Sen. Mike Johanns says momentum is building to deal with one of the causes of the financial collapse that spawned the recession at the end of 2008.
Johanns says the bipartisan group of senators is pushing legislation that would phase-out quasi-governmental lending agencies Fannie Mae and Freddie Mac and replace them with private capital.
“When the housing market collapsed, we began to see that Fannie and Freddie was a failed model,” Johanns tells Nebraska Radio Network. “This attitude of lend money to anyone anytime got us into very, very serious trouble.”
Johanns says taxpayers are no better protected now than in 2008 from a bailout of Fannie Mae and Freddie Mac. The federal government loaned the two $188 billion to keep them afloat and prevent further financial collapse from plunging the country deeper into recession.
Fannie Mae and Freddie Mac defaulted on unsustainable loans in 2008 without sufficient capital to cover the losses. Homeowners lost trillions in equity. Home values dropped as much as 30% in some markets.
Johanns is a member of the Senate Banking, Housing and Urban Affairs Committee. Johanns, a Republican, has been working with Sen. Jon Tester, a Democrat from Montana, on the legislation. It would first require Fannie Mae and Freddie Mac to repay the $188 billion borrowed to keep them solvent. It would replace the quasi-public backing of the mortgage industry with private capital, keeping the taxpayers out of the mix.
The bill has been attracting interest. It now is sponsored by six Republicans and six Democrats. President Barack Obama has expressed interest in the concept. A similar measure is being discussed in the House.
It would keep community banks in the mortgage business as well.

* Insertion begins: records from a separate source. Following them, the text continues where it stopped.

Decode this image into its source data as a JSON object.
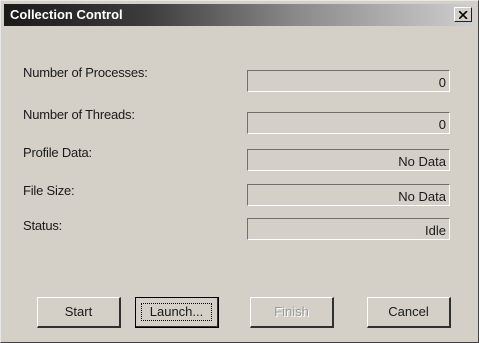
{
  "window": {
    "title": "Collection Control",
    "close_icon": "close-icon"
  },
  "rows": [
    {
      "label": "Number of Processes:",
      "value": "0"
    },
    {
      "label": "Number of Threads:",
      "value": "0"
    },
    {
      "label": "Profile Data:",
      "value": "No Data"
    },
    {
      "label": "File Size:",
      "value": "No Data"
    },
    {
      "label": "Status:",
      "value": "Idle"
    }
  ],
  "buttons": {
    "start": "Start",
    "launch": "Launch...",
    "finish": "Finish",
    "cancel": "Cancel"
  },
  "colors": {
    "dialog_face": "#d4d0c8",
    "titlebar_start": "#1a1a1a",
    "titlebar_end": "#cfcfcf"
  }
}
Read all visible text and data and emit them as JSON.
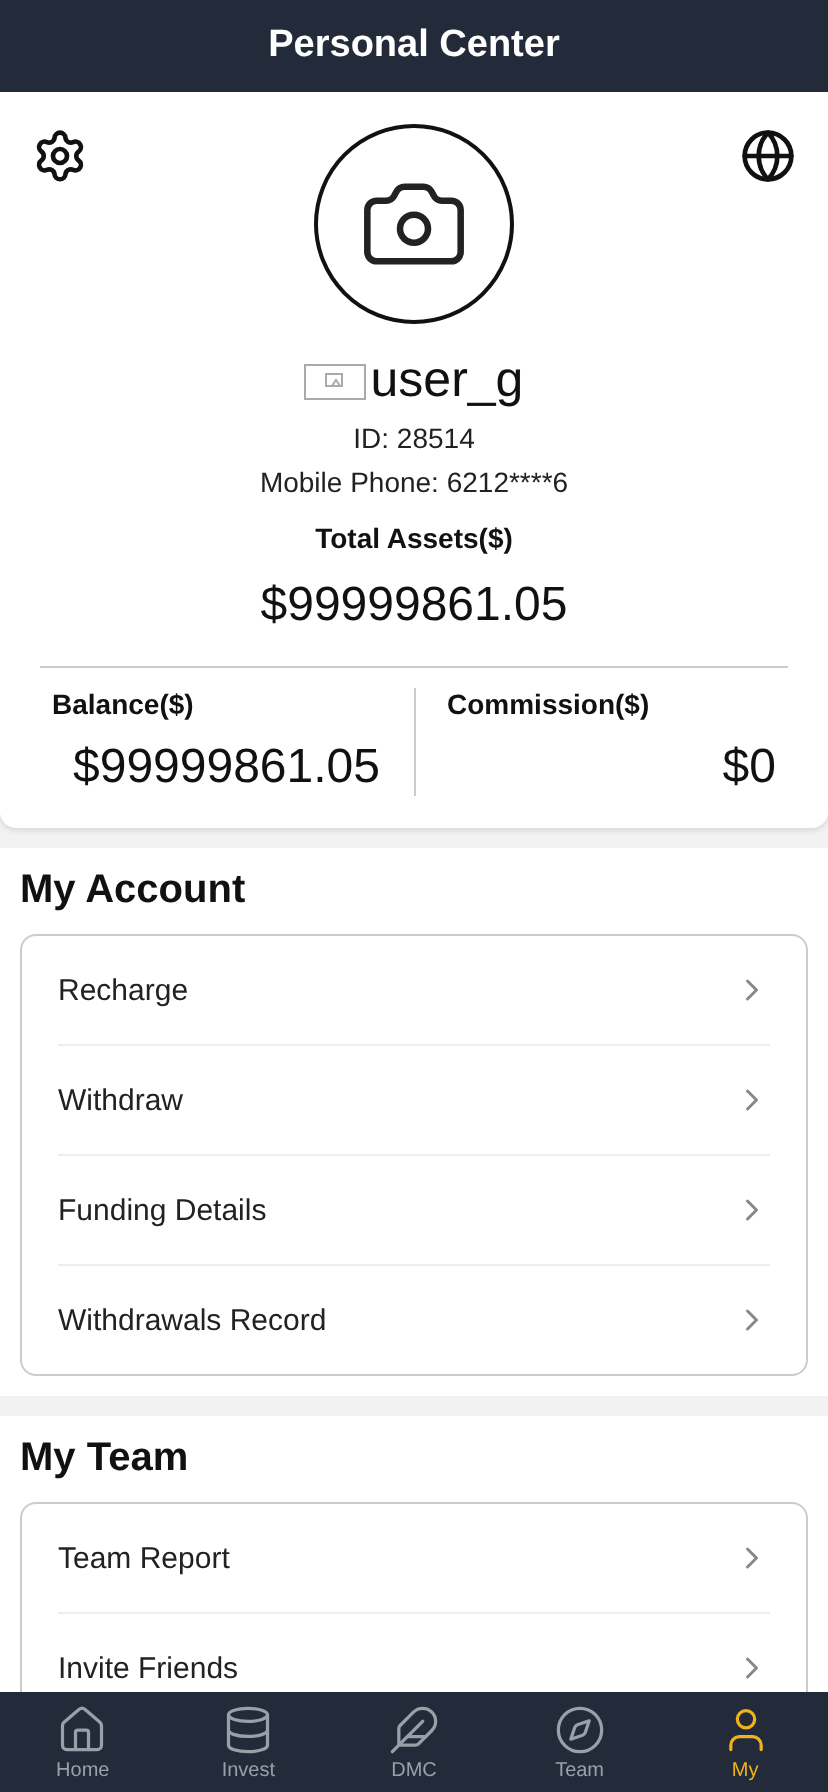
{
  "header": {
    "title": "Personal Center"
  },
  "profile": {
    "username": "user_g",
    "id": "ID: 28514",
    "phone": "Mobile Phone: 6212****6",
    "total_label": "Total Assets($)",
    "total_value": "$99999861.05",
    "balance_label": "Balance($)",
    "balance_value": "$99999861.05",
    "commission_label": "Commission($)",
    "commission_value": "$0"
  },
  "sections": [
    {
      "title": "My Account",
      "items": [
        "Recharge",
        "Withdraw",
        "Funding Details",
        "Withdrawals Record"
      ]
    },
    {
      "title": "My Team",
      "items": [
        "Team Report",
        "Invite Friends"
      ]
    }
  ],
  "tabs": [
    {
      "label": "Home",
      "selected": false
    },
    {
      "label": "Invest",
      "selected": false
    },
    {
      "label": "DMC",
      "selected": false
    },
    {
      "label": "Team",
      "selected": false
    },
    {
      "label": "My",
      "selected": true
    }
  ]
}
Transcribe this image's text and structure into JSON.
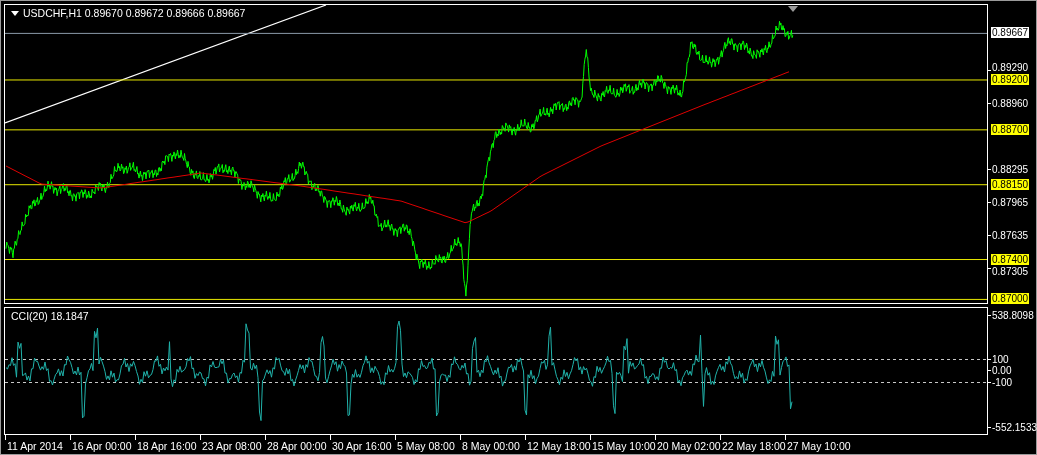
{
  "price_pane": {
    "title": "USDCHF,H1  0.89670 0.89672 0.89666 0.89667",
    "current_price": "0.89667",
    "axis_labels": [
      "0.89290",
      "0.88960",
      "0.88295",
      "0.87965",
      "0.87635",
      "0.87305"
    ],
    "levels": [
      {
        "label": "0.89200"
      },
      {
        "label": "0.88700"
      },
      {
        "label": "0.88150"
      },
      {
        "label": "0.87400"
      },
      {
        "label": "0.87000"
      }
    ]
  },
  "cci_pane": {
    "title": "CCI(20) 18.1847",
    "axis_labels": [
      "538.8098",
      "0.00",
      "-552.1533"
    ],
    "levels": [
      "100",
      "-100"
    ]
  },
  "time_axis": [
    "11 Apr 2014",
    "16 Apr 00:00",
    "18 Apr 16:00",
    "23 Apr 08:00",
    "28 Apr 00:00",
    "30 Apr 16:00",
    "5 May 08:00",
    "8 May 00:00",
    "12 May 18:00",
    "15 May 10:00",
    "20 May 02:00",
    "22 May 18:00",
    "27 May 10:00"
  ]
}
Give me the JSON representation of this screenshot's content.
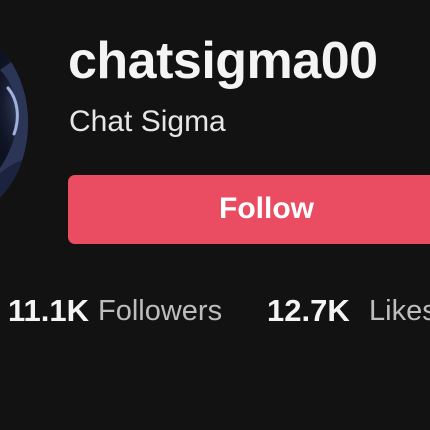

“We want our community banks in Montana, Nebraska, Iowa, wherever to have the ability to access this marketplace and make loans,” Johanns says.
Johanns hopes to get the bill out of the Banking Committee this month so it can go to the Senate floor for debate early next year.
AUDIO: Brent Martin reports [:45]